◆ RECORDS FOR THE TASK ◆

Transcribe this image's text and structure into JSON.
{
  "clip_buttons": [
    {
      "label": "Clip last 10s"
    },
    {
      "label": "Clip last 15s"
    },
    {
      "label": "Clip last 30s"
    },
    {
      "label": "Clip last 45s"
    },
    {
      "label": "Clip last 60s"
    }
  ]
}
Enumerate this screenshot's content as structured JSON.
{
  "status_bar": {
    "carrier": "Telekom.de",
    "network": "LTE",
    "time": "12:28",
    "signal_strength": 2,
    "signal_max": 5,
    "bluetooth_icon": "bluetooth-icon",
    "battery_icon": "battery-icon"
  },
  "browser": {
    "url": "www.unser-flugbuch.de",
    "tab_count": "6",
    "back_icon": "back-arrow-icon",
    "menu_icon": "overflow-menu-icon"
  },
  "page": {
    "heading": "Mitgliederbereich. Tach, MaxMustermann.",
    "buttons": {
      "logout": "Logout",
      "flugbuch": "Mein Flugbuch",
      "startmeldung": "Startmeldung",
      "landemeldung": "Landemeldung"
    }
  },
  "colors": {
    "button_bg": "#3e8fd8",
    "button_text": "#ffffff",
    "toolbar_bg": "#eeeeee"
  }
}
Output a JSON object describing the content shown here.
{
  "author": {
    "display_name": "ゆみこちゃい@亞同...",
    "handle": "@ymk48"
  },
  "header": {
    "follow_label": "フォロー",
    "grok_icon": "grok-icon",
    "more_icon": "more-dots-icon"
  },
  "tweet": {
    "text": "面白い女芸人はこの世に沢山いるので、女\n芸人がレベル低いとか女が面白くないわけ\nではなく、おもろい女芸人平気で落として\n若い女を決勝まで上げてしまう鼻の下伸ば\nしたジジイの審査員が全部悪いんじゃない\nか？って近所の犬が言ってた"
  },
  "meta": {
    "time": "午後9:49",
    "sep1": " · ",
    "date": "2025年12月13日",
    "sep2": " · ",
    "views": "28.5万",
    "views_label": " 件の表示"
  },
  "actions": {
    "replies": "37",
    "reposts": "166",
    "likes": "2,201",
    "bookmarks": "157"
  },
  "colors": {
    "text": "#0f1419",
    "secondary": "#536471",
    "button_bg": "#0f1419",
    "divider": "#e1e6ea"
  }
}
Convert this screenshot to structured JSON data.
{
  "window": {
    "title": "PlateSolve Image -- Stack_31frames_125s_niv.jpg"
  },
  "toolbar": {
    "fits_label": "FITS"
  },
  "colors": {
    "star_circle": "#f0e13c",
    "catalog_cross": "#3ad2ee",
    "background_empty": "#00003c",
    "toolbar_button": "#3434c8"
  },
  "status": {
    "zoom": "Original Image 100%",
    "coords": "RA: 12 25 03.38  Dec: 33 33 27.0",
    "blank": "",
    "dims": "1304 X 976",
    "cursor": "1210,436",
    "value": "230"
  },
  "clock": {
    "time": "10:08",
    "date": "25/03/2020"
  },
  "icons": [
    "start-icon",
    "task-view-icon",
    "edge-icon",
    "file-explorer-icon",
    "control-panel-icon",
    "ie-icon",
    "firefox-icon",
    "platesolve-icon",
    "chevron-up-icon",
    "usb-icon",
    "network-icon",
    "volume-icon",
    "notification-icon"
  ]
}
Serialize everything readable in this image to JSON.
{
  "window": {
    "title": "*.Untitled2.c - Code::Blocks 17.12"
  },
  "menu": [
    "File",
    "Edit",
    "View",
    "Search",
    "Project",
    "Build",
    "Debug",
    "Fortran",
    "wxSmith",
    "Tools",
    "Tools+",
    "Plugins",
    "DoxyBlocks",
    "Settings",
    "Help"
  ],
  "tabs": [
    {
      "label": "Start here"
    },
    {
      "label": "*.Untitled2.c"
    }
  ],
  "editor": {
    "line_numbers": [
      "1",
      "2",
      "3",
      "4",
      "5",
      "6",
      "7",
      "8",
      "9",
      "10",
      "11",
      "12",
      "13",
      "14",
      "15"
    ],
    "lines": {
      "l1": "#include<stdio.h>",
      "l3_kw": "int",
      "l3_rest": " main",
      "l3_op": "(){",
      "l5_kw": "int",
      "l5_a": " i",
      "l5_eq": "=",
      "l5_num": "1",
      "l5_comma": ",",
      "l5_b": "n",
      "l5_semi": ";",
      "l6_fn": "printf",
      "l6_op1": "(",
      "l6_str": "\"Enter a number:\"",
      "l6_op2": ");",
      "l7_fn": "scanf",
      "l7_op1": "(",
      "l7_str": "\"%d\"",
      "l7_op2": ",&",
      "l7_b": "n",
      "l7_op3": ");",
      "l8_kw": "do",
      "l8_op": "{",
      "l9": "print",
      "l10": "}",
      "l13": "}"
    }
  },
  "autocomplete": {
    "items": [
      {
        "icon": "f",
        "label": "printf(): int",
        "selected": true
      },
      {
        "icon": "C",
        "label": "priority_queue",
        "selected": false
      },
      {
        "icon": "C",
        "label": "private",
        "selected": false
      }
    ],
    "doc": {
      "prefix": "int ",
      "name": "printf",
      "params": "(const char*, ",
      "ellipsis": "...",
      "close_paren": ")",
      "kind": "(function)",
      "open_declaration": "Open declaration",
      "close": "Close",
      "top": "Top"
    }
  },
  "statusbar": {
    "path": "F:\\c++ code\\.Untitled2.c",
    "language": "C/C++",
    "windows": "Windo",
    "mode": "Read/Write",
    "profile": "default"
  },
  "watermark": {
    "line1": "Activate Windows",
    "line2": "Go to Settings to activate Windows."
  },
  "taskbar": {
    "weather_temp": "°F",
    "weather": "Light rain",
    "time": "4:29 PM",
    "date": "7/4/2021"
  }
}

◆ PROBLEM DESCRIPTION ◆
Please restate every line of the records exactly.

◆ RESPONSE ◆
Transcribe this image's text and structure into JSON.
{
  "clip_buttons": [
    {
      "label": "Clip last 10s"
    },
    {
      "label": "Clip last 15s"
    },
    {
      "label": "Clip last 30s"
    },
    {
      "label": "Clip last 45s"
    },
    {
      "label": "Clip last 60s"
    }
  ]
}
Enumerate this screenshot's content as structured JSON.
{
  "status_bar": {
    "carrier": "Telekom.de",
    "network": "LTE",
    "time": "12:28",
    "signal_strength": 2,
    "signal_max": 5,
    "bluetooth_icon": "bluetooth-icon",
    "battery_icon": "battery-icon"
  },
  "browser": {
    "url": "www.unser-flugbuch.de",
    "tab_count": "6",
    "back_icon": "back-arrow-icon",
    "menu_icon": "overflow-menu-icon"
  },
  "page": {
    "heading": "Mitgliederbereich. Tach, MaxMustermann.",
    "buttons": {
      "logout": "Logout",
      "flugbuch": "Mein Flugbuch",
      "startmeldung": "Startmeldung",
      "landemeldung": "Landemeldung"
    }
  },
  "colors": {
    "button_bg": "#3e8fd8",
    "button_text": "#ffffff",
    "toolbar_bg": "#eeeeee"
  }
}
Output a JSON object describing the content shown here.
{
  "author": {
    "display_name": "ゆみこちゃい@亞同...",
    "handle": "@ymk48"
  },
  "header": {
    "follow_label": "フォロー",
    "grok_icon": "grok-icon",
    "more_icon": "more-dots-icon"
  },
  "tweet": {
    "text": "面白い女芸人はこの世に沢山いるので、女\n芸人がレベル低いとか女が面白くないわけ\nではなく、おもろい女芸人平気で落として\n若い女を決勝まで上げてしまう鼻の下伸ば\nしたジジイの審査員が全部悪いんじゃない\nか？って近所の犬が言ってた"
  },
  "meta": {
    "time": "午後9:49",
    "sep1": " · ",
    "date": "2025年12月13日",
    "sep2": " · ",
    "views": "28.5万",
    "views_label": " 件の表示"
  },
  "actions": {
    "replies": "37",
    "reposts": "166",
    "likes": "2,201",
    "bookmarks": "157"
  },
  "colors": {
    "text": "#0f1419",
    "secondary": "#536471",
    "button_bg": "#0f1419",
    "divider": "#e1e6ea"
  }
}
Convert this screenshot to structured JSON data.
{
  "window": {
    "title": "PlateSolve Image -- Stack_31frames_125s_niv.jpg"
  },
  "toolbar": {
    "fits_label": "FITS"
  },
  "colors": {
    "star_circle": "#f0e13c",
    "catalog_cross": "#3ad2ee",
    "background_empty": "#00003c",
    "toolbar_button": "#3434c8"
  },
  "status": {
    "zoom": "Original Image 100%",
    "coords": "RA: 12 25 03.38  Dec: 33 33 27.0",
    "blank": "",
    "dims": "1304 X 976",
    "cursor": "1210,436",
    "value": "230"
  },
  "clock": {
    "time": "10:08",
    "date": "25/03/2020"
  },
  "icons": [
    "start-icon",
    "task-view-icon",
    "edge-icon",
    "file-explorer-icon",
    "control-panel-icon",
    "ie-icon",
    "firefox-icon",
    "platesolve-icon",
    "chevron-up-icon",
    "usb-icon",
    "network-icon",
    "volume-icon",
    "notification-icon"
  ]
}
Serialize everything readable in this image to JSON.
{
  "window": {
    "title": "*.Untitled2.c - Code::Blocks 17.12"
  },
  "menu": [
    "File",
    "Edit",
    "View",
    "Search",
    "Project",
    "Build",
    "Debug",
    "Fortran",
    "wxSmith",
    "Tools",
    "Tools+",
    "Plugins",
    "DoxyBlocks",
    "Settings",
    "Help"
  ],
  "tabs": [
    {
      "label": "Start here"
    },
    {
      "label": "*.Untitled2.c"
    }
  ],
  "editor": {
    "line_numbers": [
      "1",
      "2",
      "3",
      "4",
      "5",
      "6",
      "7",
      "8",
      "9",
      "10",
      "11",
      "12",
      "13",
      "14",
      "15"
    ],
    "lines": {
      "l1": "#include<stdio.h>",
      "l3_kw": "int",
      "l3_rest": " main",
      "l3_op": "(){",
      "l5_kw": "int",
      "l5_a": " i",
      "l5_eq": "=",
      "l5_num": "1",
      "l5_comma": ",",
      "l5_b": "n",
      "l5_semi": ";",
      "l6_fn": "printf",
      "l6_op1": "(",
      "l6_str": "\"Enter a number:\"",
      "l6_op2": ");",
      "l7_fn": "scanf",
      "l7_op1": "(",
      "l7_str": "\"%d\"",
      "l7_op2": ",&",
      "l7_b": "n",
      "l7_op3": ");",
      "l8_kw": "do",
      "l8_op": "{",
      "l9": "print",
      "l10": "}",
      "l13": "}"
    }
  },
  "autocomplete": {
    "items": [
      {
        "icon": "f",
        "label": "printf(): int",
        "selected": true
      },
      {
        "icon": "C",
        "label": "priority_queue",
        "selected": false
      },
      {
        "icon": "C",
        "label": "private",
        "selected": false
      }
    ],
    "doc": {
      "prefix": "int ",
      "name": "printf",
      "params": "(const char*, ",
      "ellipsis": "...",
      "close_paren": ")",
      "kind": "(function)",
      "open_declaration": "Open declaration",
      "close": "Close",
      "top": "Top"
    }
  },
  "statusbar": {
    "path": "F:\\c++ code\\.Untitled2.c",
    "language": "C/C++",
    "windows": "Windo",
    "mode": "Read/Write",
    "profile": "default"
  },
  "watermark": {
    "line1": "Activate Windows",
    "line2": "Go to Settings to activate Windows."
  },
  "taskbar": {
    "weather_temp": "°F",
    "weather": "Light rain",
    "time": "4:29 PM",
    "date": "7/4/2021"
  }
}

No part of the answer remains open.